Objectives: To assess the safety and tolerability as well as antiretroviral impact of ABX464, an oral investigational drug with a novel mechanism of HIV-1 inhibition ( NCT02735863). Methods: Randomised, double-blind, placebo-controlled, Phase IIa study in individuals living with HIV-1 on antiretroviral therapy at six clinical centres in Spain, France and Belgium. ABX464 was administered once a day to 22 fully controlled HIV-1-positive participants at two doses (50 mg, n=6 and 150 mg, n=16) versus placebo, which was given to eight participants for 28 days in combination with a boosted protease inhibitor (darunavir/ritonavir or darunavir/cobicistat). The primary objective of the study was to assess ABX464 safety and tolerability when used in combination with darunavir boosted therapy. The secondary objective was to study antiretroviral efficacy on viral reservoirs using time to viral rebound following treatment interruption. The impact of ABX464 on HIV-1 reservoirs was further assessed by measuring levels of total HIV-1 in peripheral blood mononuclear cells (PBMCs) in the intervention arm versus placebo. A positive response was defined as an absolute reduction in HIV-1 DNA of at least 50 copies/106 PBMCs and a relative decrease >25% of HIV-1 DNA level. Results: Twenty-six of the 30 randomly allocated participants completed the study according to the study protocol. ABX464 was found to be safe and well tolerated with the majority of adverse events (AEs) being mild or moderate. Of the participants, 22 (73.3%) experienced treatment-associated AEs (93.8%, 66.7%, 37.5% in the ABX464 150-mg, 50-mg dose and placebo arms, respectively). Percentages for combined grade 3/4 AEs for the three arms were 6.3%, 0% and 12.5%, respectively. Median time (Kaplan-Meier estimates) to viral rebound for ABX464 150-mg, 50-mg and placebo arms were 12.0 (95% confidence interval [CI]: 10-15), 15.5 (95% CI 14-22) and 15.5 (95% CI 1-22) days, respectively with no significant difference between the 150-mg treatment arm and placebo. Median changes in total HIV-1 DNA copies/106 PBMCs for ABX464 150-mg, 50-mg and placebo arms after 28 days of treatment were -40 (range -434 to +194), -115 (range -116 to -114) and 25 (range -35 to +218), respectively, showing a decrease in the intervention arms. There were 6/14, 2/2, and 0/4 responders for ABX464 150 mg, 50 mg and placebo, respectively. No significant difference was seen between treatment arms and placebo with respect to these virological parameters. Conclusions: This small controlled study confirmed the good safety and tolerability of ABX464 and provides some evidence of a potential reduction of the HIV-1 reservoir in terms of HIV-1 DNA levels in PBMCs when it was added to an HIV-1 protease inhibitor-based regimen. These results will need to be confirmed in a larger study.

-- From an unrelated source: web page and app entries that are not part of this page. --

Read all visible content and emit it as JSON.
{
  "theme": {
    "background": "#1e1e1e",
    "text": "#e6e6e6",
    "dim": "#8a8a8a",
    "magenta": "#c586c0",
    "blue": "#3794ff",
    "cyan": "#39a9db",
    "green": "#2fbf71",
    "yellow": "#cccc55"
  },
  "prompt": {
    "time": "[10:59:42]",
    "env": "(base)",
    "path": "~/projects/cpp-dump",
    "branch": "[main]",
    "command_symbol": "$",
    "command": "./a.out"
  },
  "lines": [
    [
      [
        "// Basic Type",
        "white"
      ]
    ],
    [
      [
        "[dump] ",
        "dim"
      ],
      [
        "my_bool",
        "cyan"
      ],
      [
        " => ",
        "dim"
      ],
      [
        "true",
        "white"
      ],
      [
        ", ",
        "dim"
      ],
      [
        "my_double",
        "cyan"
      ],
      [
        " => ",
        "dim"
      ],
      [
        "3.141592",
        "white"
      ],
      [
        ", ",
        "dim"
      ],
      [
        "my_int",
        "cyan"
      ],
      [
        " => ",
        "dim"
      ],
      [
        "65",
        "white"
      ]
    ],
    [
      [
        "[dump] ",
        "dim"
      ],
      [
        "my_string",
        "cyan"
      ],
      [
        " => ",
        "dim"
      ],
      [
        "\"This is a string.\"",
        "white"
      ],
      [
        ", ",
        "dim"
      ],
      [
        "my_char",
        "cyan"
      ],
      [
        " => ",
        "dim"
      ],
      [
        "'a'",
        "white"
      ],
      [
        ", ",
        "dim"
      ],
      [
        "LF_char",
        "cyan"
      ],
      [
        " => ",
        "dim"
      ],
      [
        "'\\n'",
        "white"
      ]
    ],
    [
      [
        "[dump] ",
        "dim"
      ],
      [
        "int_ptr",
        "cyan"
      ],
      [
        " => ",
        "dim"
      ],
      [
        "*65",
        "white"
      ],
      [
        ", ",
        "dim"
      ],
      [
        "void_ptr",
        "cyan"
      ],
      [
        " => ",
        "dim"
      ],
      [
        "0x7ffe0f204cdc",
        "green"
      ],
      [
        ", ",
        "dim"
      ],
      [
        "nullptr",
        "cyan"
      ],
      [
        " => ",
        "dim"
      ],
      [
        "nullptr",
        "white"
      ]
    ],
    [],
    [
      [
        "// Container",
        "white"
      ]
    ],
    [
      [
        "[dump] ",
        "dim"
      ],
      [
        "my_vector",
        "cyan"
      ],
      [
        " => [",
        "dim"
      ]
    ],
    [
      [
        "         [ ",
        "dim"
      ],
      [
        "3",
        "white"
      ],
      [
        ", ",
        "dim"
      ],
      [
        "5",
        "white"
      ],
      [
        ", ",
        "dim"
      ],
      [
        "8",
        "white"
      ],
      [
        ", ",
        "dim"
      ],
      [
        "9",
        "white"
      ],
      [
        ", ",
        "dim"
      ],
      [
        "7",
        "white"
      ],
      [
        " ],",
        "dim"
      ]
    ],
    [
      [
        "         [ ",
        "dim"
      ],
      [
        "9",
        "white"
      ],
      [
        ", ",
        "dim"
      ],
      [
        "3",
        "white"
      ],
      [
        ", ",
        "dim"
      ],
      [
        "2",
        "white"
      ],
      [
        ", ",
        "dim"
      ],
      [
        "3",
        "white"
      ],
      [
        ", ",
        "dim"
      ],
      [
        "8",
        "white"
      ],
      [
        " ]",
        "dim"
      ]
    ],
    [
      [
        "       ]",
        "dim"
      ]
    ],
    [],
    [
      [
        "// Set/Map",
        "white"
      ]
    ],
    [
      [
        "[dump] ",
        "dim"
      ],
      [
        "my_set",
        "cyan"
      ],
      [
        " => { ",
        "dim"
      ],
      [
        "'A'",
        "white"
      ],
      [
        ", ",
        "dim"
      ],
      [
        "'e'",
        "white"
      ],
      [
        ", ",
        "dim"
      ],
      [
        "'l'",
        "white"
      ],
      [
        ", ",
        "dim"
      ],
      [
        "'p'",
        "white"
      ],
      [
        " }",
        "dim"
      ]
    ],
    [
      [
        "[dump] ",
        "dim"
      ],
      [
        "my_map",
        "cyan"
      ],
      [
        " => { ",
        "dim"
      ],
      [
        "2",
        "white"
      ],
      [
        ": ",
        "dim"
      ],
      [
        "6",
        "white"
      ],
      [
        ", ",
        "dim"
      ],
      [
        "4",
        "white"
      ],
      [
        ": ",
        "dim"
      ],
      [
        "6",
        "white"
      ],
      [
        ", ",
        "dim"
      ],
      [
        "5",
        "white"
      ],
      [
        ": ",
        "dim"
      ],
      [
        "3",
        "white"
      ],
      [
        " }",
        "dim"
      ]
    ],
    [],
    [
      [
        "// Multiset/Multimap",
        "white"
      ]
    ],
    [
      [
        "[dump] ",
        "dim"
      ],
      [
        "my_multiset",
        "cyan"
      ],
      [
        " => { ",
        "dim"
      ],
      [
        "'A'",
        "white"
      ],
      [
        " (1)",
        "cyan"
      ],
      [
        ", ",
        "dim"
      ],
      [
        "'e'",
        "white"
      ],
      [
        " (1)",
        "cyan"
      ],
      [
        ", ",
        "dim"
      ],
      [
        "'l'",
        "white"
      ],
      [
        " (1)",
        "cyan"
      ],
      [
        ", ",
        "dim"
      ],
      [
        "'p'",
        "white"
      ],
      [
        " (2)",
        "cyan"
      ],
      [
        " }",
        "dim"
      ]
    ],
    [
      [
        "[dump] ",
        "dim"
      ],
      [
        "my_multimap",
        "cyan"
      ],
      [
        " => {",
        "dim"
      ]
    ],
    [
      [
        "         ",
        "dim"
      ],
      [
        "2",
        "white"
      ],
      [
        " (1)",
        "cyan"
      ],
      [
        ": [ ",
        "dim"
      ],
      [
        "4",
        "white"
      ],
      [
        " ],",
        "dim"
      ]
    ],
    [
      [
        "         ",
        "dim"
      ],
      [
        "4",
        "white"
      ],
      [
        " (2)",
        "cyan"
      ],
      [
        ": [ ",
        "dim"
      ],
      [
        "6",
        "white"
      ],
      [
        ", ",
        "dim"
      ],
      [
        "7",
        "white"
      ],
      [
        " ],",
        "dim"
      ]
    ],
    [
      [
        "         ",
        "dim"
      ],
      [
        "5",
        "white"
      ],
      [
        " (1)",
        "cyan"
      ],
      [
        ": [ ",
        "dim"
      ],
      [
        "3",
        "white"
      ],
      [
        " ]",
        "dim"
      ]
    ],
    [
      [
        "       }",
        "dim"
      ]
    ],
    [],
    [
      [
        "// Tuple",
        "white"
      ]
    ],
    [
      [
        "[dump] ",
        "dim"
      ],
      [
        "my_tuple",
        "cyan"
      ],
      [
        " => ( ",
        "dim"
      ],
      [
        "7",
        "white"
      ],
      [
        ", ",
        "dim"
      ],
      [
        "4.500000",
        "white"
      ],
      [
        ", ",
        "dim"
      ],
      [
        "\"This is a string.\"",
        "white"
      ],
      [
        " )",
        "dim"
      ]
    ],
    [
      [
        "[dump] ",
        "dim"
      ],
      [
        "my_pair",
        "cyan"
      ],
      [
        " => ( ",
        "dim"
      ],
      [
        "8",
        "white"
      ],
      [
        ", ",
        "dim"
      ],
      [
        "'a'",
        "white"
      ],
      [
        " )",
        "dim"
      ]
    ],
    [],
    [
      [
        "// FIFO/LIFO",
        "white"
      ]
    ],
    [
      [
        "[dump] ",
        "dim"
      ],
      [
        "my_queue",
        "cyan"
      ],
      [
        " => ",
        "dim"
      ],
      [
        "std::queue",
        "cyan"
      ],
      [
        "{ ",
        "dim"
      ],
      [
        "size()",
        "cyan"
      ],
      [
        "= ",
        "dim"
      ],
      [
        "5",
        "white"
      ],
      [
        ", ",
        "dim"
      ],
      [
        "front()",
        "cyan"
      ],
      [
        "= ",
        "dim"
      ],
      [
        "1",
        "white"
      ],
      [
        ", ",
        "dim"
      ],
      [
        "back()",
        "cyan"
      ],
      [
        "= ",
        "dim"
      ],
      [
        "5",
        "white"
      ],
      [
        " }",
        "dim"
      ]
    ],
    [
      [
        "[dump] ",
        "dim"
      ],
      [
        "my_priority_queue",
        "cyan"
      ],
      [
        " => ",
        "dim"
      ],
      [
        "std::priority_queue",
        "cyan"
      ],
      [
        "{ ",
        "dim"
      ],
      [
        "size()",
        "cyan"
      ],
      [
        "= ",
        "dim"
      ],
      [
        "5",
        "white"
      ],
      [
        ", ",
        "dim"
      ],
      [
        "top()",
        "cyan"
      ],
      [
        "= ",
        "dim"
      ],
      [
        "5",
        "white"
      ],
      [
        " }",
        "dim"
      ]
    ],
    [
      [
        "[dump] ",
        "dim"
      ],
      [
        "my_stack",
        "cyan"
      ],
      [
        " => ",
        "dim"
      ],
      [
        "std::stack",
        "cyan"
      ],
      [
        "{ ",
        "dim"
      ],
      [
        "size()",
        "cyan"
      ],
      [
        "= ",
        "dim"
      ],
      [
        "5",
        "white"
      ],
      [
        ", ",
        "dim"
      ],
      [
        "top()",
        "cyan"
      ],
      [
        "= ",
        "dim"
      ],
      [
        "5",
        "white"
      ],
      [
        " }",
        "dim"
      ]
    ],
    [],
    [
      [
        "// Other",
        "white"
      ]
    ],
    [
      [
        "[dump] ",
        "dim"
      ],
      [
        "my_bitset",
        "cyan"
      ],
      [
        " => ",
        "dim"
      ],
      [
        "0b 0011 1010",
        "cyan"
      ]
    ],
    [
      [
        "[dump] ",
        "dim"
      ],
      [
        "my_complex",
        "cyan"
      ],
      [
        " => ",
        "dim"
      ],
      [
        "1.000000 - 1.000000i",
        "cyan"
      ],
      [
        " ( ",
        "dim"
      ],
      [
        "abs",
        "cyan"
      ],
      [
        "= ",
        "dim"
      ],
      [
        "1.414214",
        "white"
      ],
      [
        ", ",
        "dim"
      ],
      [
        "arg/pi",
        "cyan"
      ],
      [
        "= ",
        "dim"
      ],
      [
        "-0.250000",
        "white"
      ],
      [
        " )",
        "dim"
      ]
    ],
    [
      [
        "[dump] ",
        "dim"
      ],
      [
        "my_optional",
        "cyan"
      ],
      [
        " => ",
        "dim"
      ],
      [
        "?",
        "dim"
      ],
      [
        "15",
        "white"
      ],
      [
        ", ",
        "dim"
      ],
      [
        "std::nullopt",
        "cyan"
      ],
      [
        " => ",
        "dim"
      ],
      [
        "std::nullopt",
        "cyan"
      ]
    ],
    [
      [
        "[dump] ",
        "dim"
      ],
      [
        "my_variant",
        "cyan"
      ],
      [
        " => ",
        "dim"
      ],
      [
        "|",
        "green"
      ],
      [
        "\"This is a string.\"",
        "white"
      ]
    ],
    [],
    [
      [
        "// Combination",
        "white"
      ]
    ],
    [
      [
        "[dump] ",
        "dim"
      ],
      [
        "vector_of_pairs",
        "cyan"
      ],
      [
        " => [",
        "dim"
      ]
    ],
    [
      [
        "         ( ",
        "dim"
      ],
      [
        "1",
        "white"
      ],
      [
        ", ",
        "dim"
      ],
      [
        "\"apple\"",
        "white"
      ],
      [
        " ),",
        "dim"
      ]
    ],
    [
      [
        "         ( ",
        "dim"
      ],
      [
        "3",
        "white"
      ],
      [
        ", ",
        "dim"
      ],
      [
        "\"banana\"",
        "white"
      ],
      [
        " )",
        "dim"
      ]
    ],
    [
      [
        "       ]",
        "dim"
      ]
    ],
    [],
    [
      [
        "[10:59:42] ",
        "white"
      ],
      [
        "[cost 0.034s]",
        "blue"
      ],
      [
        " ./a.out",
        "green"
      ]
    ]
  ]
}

J Virus Erad ; 4(1): 55-58, 2018 Jan 01.
Artigo em Inglês | MEDLINE | ID: mdl-29568556


For the second time, the HIV Cure Research Center (HCRC) at Ghent University organised the HIV Cure and Reservoir Symposium, in Ghent, Belgium, where in this two-day conference, virologists, molecular biologists, immunologists and clinicians presented the most recent achievements in the field of HIV cure, including data on therapeutic vaccines, HIV remission strategies such as 'shock and kill' or 'block and lock', benefits of early ART and potential of haematopoietic stem cell transplant in achieving cure. Furthermore, methods to characterise and quantify the HIV reservoir were discussed along with HIV reservoir characterisation in different body parts, including the central nervous system. An HIV activist and representative of a patients' agency also presented the patients' perspective on HIV cure. This report is a summary of all topics discussed during this symposium.